Given records below:

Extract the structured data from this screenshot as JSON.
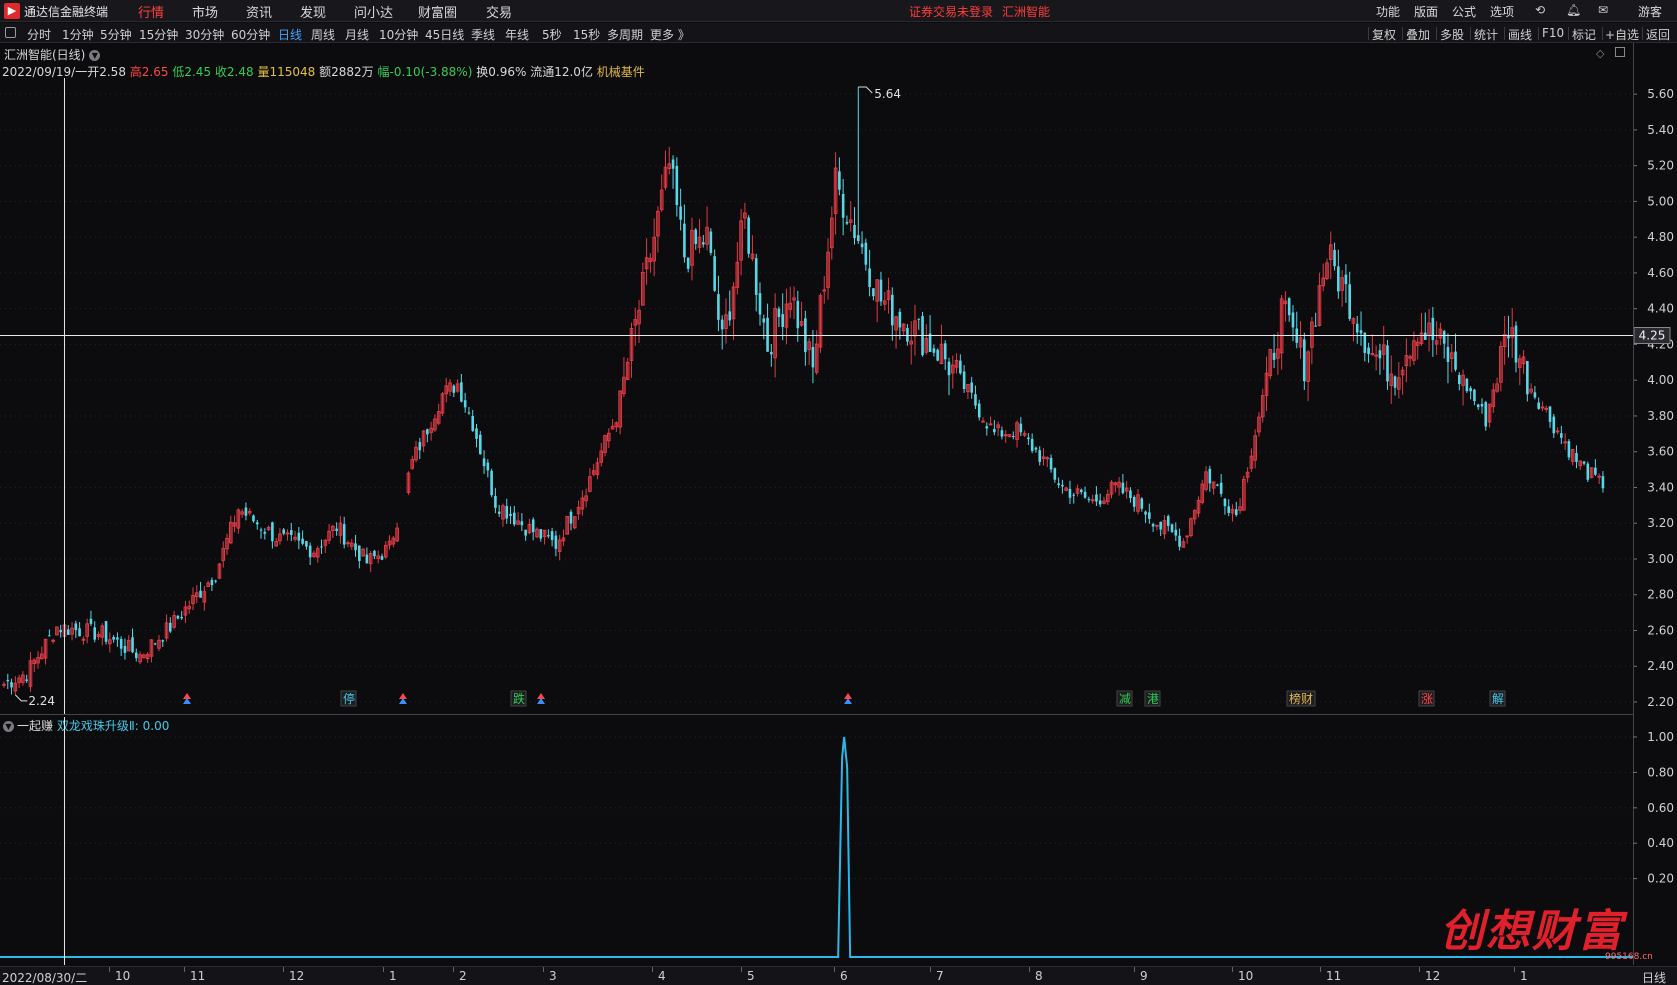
{
  "app": {
    "title": "通达信金融终端",
    "logo_glyph": "▶"
  },
  "menu": [
    {
      "label": "行情",
      "active": true
    },
    {
      "label": "市场"
    },
    {
      "label": "资讯"
    },
    {
      "label": "发现"
    },
    {
      "label": "问小达"
    },
    {
      "label": "财富圈"
    },
    {
      "label": "交易"
    }
  ],
  "header_status": {
    "login": "证券交易未登录",
    "stock": "汇洲智能"
  },
  "right_menu": [
    "功能",
    "版面",
    "公式",
    "选项"
  ],
  "user_label": "游客",
  "periods": [
    "分时",
    "1分钟",
    "5分钟",
    "15分钟",
    "30分钟",
    "60分钟",
    "日线",
    "周线",
    "月线",
    "10分钟",
    "45日线",
    "季线",
    "年线",
    "5秒",
    "15秒",
    "多周期",
    "更多 》"
  ],
  "active_period": "日线",
  "tools": [
    "复权",
    "叠加",
    "多股",
    "统计",
    "画线",
    "F10",
    "标记",
    "+自选",
    "返回"
  ],
  "stock": {
    "title": "汇洲智能(日线)"
  },
  "info": {
    "date": "2022/09/19/一",
    "open_label": "开",
    "open": "2.58",
    "high_label": "高",
    "high": "2.65",
    "low_label": "低",
    "low": "2.45",
    "close_label": "收",
    "close": "2.48",
    "vol_label": "量",
    "vol": "115048",
    "amt_label": "额",
    "amt": "2882万",
    "chg_label": "幅",
    "chg": "-0.10(-3.88%)",
    "turn_label": "换",
    "turn": "0.96%",
    "float_label": "流通",
    "float": "12.0亿",
    "sector": "机械基件"
  },
  "main_axis": {
    "ticks": [
      "5.60",
      "5.40",
      "5.20",
      "5.00",
      "4.80",
      "4.60",
      "4.40",
      "4.20",
      "4.00",
      "3.80",
      "3.60",
      "3.40",
      "3.20",
      "3.00",
      "2.80",
      "2.60",
      "2.40",
      "2.20"
    ],
    "crosshair_value": "4.25",
    "max_label": "5.64",
    "min_label": "2.24"
  },
  "signals": [
    {
      "text": "停",
      "color": "#45c8e6"
    },
    {
      "text": "跌",
      "color": "#33cc55"
    },
    {
      "text": "减",
      "color": "#33cc55"
    },
    {
      "text": "港",
      "color": "#33cc55"
    },
    {
      "text": "榜财",
      "color": "#e2b84a"
    },
    {
      "text": "涨",
      "color": "#ff4545"
    },
    {
      "text": "解",
      "color": "#45c8e6"
    }
  ],
  "indicator": {
    "panel_name": "一起赚",
    "name": "双龙戏珠升级Ⅱ",
    "value": "0.00",
    "ticks": [
      "1.00",
      "0.80",
      "0.60",
      "0.40",
      "0.20"
    ]
  },
  "timebar": {
    "start_date": "2022/08/30/二",
    "months": [
      "10",
      "11",
      "12",
      "1",
      "2",
      "3",
      "4",
      "5",
      "6",
      "7",
      "8",
      "9",
      "10",
      "11",
      "12",
      "1"
    ],
    "period": "日线"
  },
  "watermark": {
    "text": "创想财富",
    "url": "995168.cn"
  },
  "colors": {
    "up": "#e03a45",
    "down": "#56d8e8",
    "background": "#0c0c0e",
    "indicator": "#2ab8e8"
  },
  "chart_data": {
    "type": "candlestick",
    "y_range": [
      2.2,
      5.64
    ],
    "anchor_closes": [
      [
        0,
        2.3
      ],
      [
        6,
        2.36
      ],
      [
        14,
        2.62
      ],
      [
        26,
        2.58
      ],
      [
        36,
        2.46
      ],
      [
        44,
        2.62
      ],
      [
        56,
        2.92
      ],
      [
        62,
        3.28
      ],
      [
        72,
        3.12
      ],
      [
        82,
        3.05
      ],
      [
        88,
        3.18
      ],
      [
        96,
        2.98
      ],
      [
        102,
        3.06
      ],
      [
        108,
        3.54
      ],
      [
        116,
        3.92
      ],
      [
        120,
        3.98
      ],
      [
        124,
        3.76
      ],
      [
        130,
        3.32
      ],
      [
        138,
        3.18
      ],
      [
        146,
        3.08
      ],
      [
        154,
        3.4
      ],
      [
        162,
        3.8
      ],
      [
        170,
        4.6
      ],
      [
        176,
        5.2
      ],
      [
        180,
        4.7
      ],
      [
        186,
        4.8
      ],
      [
        190,
        4.2
      ],
      [
        196,
        4.9
      ],
      [
        202,
        4.2
      ],
      [
        208,
        4.5
      ],
      [
        214,
        4.05
      ],
      [
        220,
        5.1
      ],
      [
        226,
        4.8
      ],
      [
        232,
        4.45
      ],
      [
        240,
        4.3
      ],
      [
        248,
        4.15
      ],
      [
        256,
        3.9
      ],
      [
        262,
        3.7
      ],
      [
        268,
        3.72
      ],
      [
        274,
        3.58
      ],
      [
        280,
        3.4
      ],
      [
        288,
        3.32
      ],
      [
        294,
        3.4
      ],
      [
        300,
        3.32
      ],
      [
        306,
        3.18
      ],
      [
        312,
        3.1
      ],
      [
        318,
        3.48
      ],
      [
        326,
        3.25
      ],
      [
        332,
        3.8
      ],
      [
        338,
        4.38
      ],
      [
        344,
        4.1
      ],
      [
        350,
        4.7
      ],
      [
        356,
        4.45
      ],
      [
        362,
        4.15
      ],
      [
        368,
        4.05
      ],
      [
        374,
        4.3
      ],
      [
        380,
        4.2
      ],
      [
        386,
        4.0
      ],
      [
        392,
        3.78
      ],
      [
        398,
        4.3
      ],
      [
        404,
        3.96
      ],
      [
        410,
        3.75
      ],
      [
        416,
        3.55
      ],
      [
        422,
        3.42
      ]
    ],
    "max": {
      "index": 226,
      "value": 5.64
    },
    "min": {
      "index": 3,
      "value": 2.24
    },
    "crosshair": {
      "index": 16,
      "price": 4.25
    },
    "indicator": {
      "name": "双龙戏珠升级Ⅱ",
      "range": [
        0,
        1
      ],
      "spike_index": 213,
      "spike_value": 1.0,
      "baseline": 0
    }
  }
}
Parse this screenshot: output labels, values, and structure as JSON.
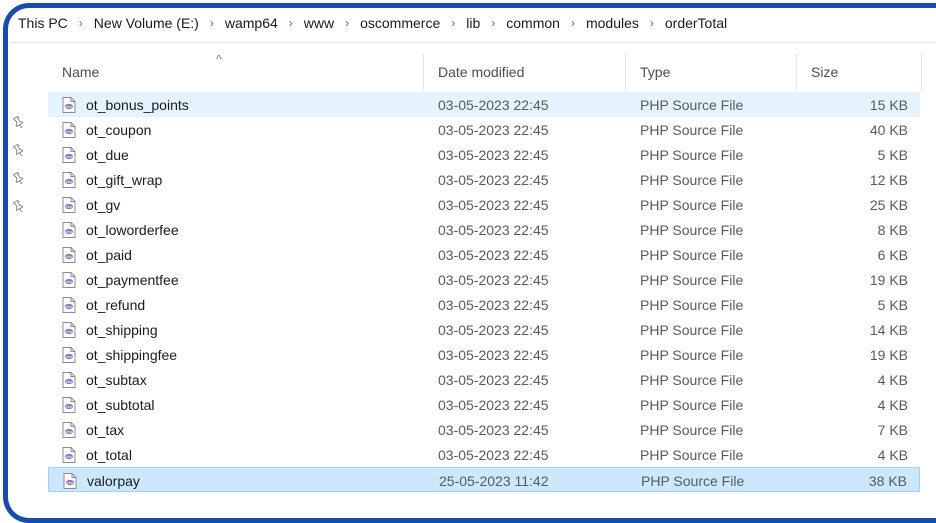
{
  "breadcrumb": [
    "This PC",
    "New Volume (E:)",
    "wamp64",
    "www",
    "oscommerce",
    "lib",
    "common",
    "modules",
    "orderTotal"
  ],
  "columns": {
    "name": "Name",
    "date": "Date modified",
    "type": "Type",
    "size": "Size"
  },
  "sort": {
    "column": "name",
    "indicator": "^"
  },
  "files": [
    {
      "name": "ot_bonus_points",
      "date": "03-05-2023 22:45",
      "type": "PHP Source File",
      "size": "15 KB",
      "state": "hover"
    },
    {
      "name": "ot_coupon",
      "date": "03-05-2023 22:45",
      "type": "PHP Source File",
      "size": "40 KB",
      "state": ""
    },
    {
      "name": "ot_due",
      "date": "03-05-2023 22:45",
      "type": "PHP Source File",
      "size": "5 KB",
      "state": ""
    },
    {
      "name": "ot_gift_wrap",
      "date": "03-05-2023 22:45",
      "type": "PHP Source File",
      "size": "12 KB",
      "state": ""
    },
    {
      "name": "ot_gv",
      "date": "03-05-2023 22:45",
      "type": "PHP Source File",
      "size": "25 KB",
      "state": ""
    },
    {
      "name": "ot_loworderfee",
      "date": "03-05-2023 22:45",
      "type": "PHP Source File",
      "size": "8 KB",
      "state": ""
    },
    {
      "name": "ot_paid",
      "date": "03-05-2023 22:45",
      "type": "PHP Source File",
      "size": "6 KB",
      "state": ""
    },
    {
      "name": "ot_paymentfee",
      "date": "03-05-2023 22:45",
      "type": "PHP Source File",
      "size": "19 KB",
      "state": ""
    },
    {
      "name": "ot_refund",
      "date": "03-05-2023 22:45",
      "type": "PHP Source File",
      "size": "5 KB",
      "state": ""
    },
    {
      "name": "ot_shipping",
      "date": "03-05-2023 22:45",
      "type": "PHP Source File",
      "size": "14 KB",
      "state": ""
    },
    {
      "name": "ot_shippingfee",
      "date": "03-05-2023 22:45",
      "type": "PHP Source File",
      "size": "19 KB",
      "state": ""
    },
    {
      "name": "ot_subtax",
      "date": "03-05-2023 22:45",
      "type": "PHP Source File",
      "size": "4 KB",
      "state": ""
    },
    {
      "name": "ot_subtotal",
      "date": "03-05-2023 22:45",
      "type": "PHP Source File",
      "size": "4 KB",
      "state": ""
    },
    {
      "name": "ot_tax",
      "date": "03-05-2023 22:45",
      "type": "PHP Source File",
      "size": "7 KB",
      "state": ""
    },
    {
      "name": "ot_total",
      "date": "03-05-2023 22:45",
      "type": "PHP Source File",
      "size": "4 KB",
      "state": ""
    },
    {
      "name": "valorpay",
      "date": "25-05-2023 11:42",
      "type": "PHP Source File",
      "size": "38 KB",
      "state": "selected"
    }
  ],
  "pinned_count": 4,
  "icons": {
    "file": "php-file-icon",
    "pin": "pin-icon",
    "separator": "chevron-right-icon"
  },
  "colors": {
    "frame": "#1a4da8",
    "hover": "#e5f3ff",
    "selected": "#cce8ff",
    "php_icon": "#8a76b8"
  }
}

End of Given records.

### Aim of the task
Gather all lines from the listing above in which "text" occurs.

### Solution below
      "text": "停",
      "text": "跌",
      "text": "减",
      "text": "港",
      "text": "榜财",
      "text": "涨",
      "text": "解",
    "text": "创想财富",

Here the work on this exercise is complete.